#### TASK TO COMPLETE:
Please set down every entry below exactly as given.

Entries taken from a collection:
********************

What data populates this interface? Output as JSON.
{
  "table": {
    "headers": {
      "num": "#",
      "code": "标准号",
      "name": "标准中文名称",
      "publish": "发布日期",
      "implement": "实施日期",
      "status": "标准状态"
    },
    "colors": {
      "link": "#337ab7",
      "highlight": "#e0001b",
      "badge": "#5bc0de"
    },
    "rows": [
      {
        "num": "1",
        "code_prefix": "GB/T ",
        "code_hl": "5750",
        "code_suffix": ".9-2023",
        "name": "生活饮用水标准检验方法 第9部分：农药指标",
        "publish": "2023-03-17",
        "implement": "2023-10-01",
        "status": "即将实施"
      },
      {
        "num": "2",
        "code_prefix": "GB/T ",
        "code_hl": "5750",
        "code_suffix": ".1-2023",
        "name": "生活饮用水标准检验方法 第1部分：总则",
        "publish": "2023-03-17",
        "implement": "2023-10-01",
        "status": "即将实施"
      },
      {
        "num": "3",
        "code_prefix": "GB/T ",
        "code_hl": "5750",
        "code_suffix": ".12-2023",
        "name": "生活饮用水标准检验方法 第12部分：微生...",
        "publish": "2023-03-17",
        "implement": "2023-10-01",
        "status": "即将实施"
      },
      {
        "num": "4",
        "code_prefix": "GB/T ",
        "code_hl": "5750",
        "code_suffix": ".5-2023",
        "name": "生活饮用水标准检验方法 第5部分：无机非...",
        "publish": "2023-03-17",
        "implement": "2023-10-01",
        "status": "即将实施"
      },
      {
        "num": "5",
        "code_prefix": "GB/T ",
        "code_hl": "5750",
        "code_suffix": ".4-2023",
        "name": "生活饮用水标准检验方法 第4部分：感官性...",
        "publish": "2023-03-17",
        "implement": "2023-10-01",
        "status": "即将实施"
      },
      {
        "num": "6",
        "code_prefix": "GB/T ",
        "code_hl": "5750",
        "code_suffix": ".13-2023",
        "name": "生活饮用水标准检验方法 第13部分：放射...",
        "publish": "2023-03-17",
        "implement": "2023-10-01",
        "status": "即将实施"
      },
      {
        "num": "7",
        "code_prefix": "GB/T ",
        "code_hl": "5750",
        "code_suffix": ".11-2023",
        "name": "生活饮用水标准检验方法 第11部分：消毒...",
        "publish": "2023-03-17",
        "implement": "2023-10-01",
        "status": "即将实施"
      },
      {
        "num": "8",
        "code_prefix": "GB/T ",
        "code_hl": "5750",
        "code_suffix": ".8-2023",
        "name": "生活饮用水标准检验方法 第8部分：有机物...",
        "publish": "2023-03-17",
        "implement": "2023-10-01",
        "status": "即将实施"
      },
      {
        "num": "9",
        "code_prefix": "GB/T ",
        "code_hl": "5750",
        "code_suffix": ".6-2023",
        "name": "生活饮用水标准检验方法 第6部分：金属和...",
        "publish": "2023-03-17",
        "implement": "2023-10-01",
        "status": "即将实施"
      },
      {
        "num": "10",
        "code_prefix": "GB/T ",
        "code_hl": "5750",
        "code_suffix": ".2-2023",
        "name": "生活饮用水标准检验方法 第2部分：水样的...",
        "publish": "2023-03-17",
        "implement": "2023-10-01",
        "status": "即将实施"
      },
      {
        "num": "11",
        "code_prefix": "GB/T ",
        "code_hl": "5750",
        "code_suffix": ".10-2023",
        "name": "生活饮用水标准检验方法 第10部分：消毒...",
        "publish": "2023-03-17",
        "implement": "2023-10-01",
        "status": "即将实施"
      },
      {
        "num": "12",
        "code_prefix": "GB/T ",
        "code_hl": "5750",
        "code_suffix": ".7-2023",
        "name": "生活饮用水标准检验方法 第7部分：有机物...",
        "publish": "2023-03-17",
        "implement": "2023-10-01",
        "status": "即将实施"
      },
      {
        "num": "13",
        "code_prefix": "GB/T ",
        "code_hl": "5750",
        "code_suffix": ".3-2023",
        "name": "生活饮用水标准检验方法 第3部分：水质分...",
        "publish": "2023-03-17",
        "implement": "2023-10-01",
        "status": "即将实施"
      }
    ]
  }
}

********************

#### TASK RESULT:
What data populates this interface? Output as JSON.
{
  "table": {
    "headers": {
      "num": "#",
      "code": "标准号",
      "name": "标准中文名称",
      "publish": "发布日期",
      "implement": "实施日期",
      "status": "标准状态"
    },
    "colors": {
      "link": "#337ab7",
      "highlight": "#e0001b",
      "badge": "#5bc0de"
    },
    "rows": [
      {
        "num": "1",
        "code_prefix": "GB/T ",
        "code_hl": "5750",
        "code_suffix": ".9-2023",
        "name": "生活饮用水标准检验方法 第9部分：农药指标",
        "publish": "2023-03-17",
        "implement": "2023-10-01",
        "status": "即将实施"
      },
      {
        "num": "2",
        "code_prefix": "GB/T ",
        "code_hl": "5750",
        "code_suffix": ".1-2023",
        "name": "生活饮用水标准检验方法 第1部分：总则",
        "publish": "2023-03-17",
        "implement": "2023-10-01",
        "status": "即将实施"
      },
      {
        "num": "3",
        "code_prefix": "GB/T ",
        "code_hl": "5750",
        "code_suffix": ".12-2023",
        "name": "生活饮用水标准检验方法 第12部分：微生...",
        "publish": "2023-03-17",
        "implement": "2023-10-01",
        "status": "即将实施"
      },
      {
        "num": "4",
        "code_prefix": "GB/T ",
        "code_hl": "5750",
        "code_suffix": ".5-2023",
        "name": "生活饮用水标准检验方法 第5部分：无机非...",
        "publish": "2023-03-17",
        "implement": "2023-10-01",
        "status": "即将实施"
      },
      {
        "num": "5",
        "code_prefix": "GB/T ",
        "code_hl": "5750",
        "code_suffix": ".4-2023",
        "name": "生活饮用水标准检验方法 第4部分：感官性...",
        "publish": "2023-03-17",
        "implement": "2023-10-01",
        "status": "即将实施"
      },
      {
        "num": "6",
        "code_prefix": "GB/T ",
        "code_hl": "5750",
        "code_suffix": ".13-2023",
        "name": "生活饮用水标准检验方法 第13部分：放射...",
        "publish": "2023-03-17",
        "implement": "2023-10-01",
        "status": "即将实施"
      },
      {
        "num": "7",
        "code_prefix": "GB/T ",
        "code_hl": "5750",
        "code_suffix": ".11-2023",
        "name": "生活饮用水标准检验方法 第11部分：消毒...",
        "publish": "2023-03-17",
        "implement": "2023-10-01",
        "status": "即将实施"
      },
      {
        "num": "8",
        "code_prefix": "GB/T ",
        "code_hl": "5750",
        "code_suffix": ".8-2023",
        "name": "生活饮用水标准检验方法 第8部分：有机物...",
        "publish": "2023-03-17",
        "implement": "2023-10-01",
        "status": "即将实施"
      },
      {
        "num": "9",
        "code_prefix": "GB/T ",
        "code_hl": "5750",
        "code_suffix": ".6-2023",
        "name": "生活饮用水标准检验方法 第6部分：金属和...",
        "publish": "2023-03-17",
        "implement": "2023-10-01",
        "status": "即将实施"
      },
      {
        "num": "10",
        "code_prefix": "GB/T ",
        "code_hl": "5750",
        "code_suffix": ".2-2023",
        "name": "生活饮用水标准检验方法 第2部分：水样的...",
        "publish": "2023-03-17",
        "implement": "2023-10-01",
        "status": "即将实施"
      },
      {
        "num": "11",
        "code_prefix": "GB/T ",
        "code_hl": "5750",
        "code_suffix": ".10-2023",
        "name": "生活饮用水标准检验方法 第10部分：消毒...",
        "publish": "2023-03-17",
        "implement": "2023-10-01",
        "status": "即将实施"
      },
      {
        "num": "12",
        "code_prefix": "GB/T ",
        "code_hl": "5750",
        "code_suffix": ".7-2023",
        "name": "生活饮用水标准检验方法 第7部分：有机物...",
        "publish": "2023-03-17",
        "implement": "2023-10-01",
        "status": "即将实施"
      },
      {
        "num": "13",
        "code_prefix": "GB/T ",
        "code_hl": "5750",
        "code_suffix": ".3-2023",
        "name": "生活饮用水标准检验方法 第3部分：水质分...",
        "publish": "2023-03-17",
        "implement": "2023-10-01",
        "status": "即将实施"
      }
    ]
  }
}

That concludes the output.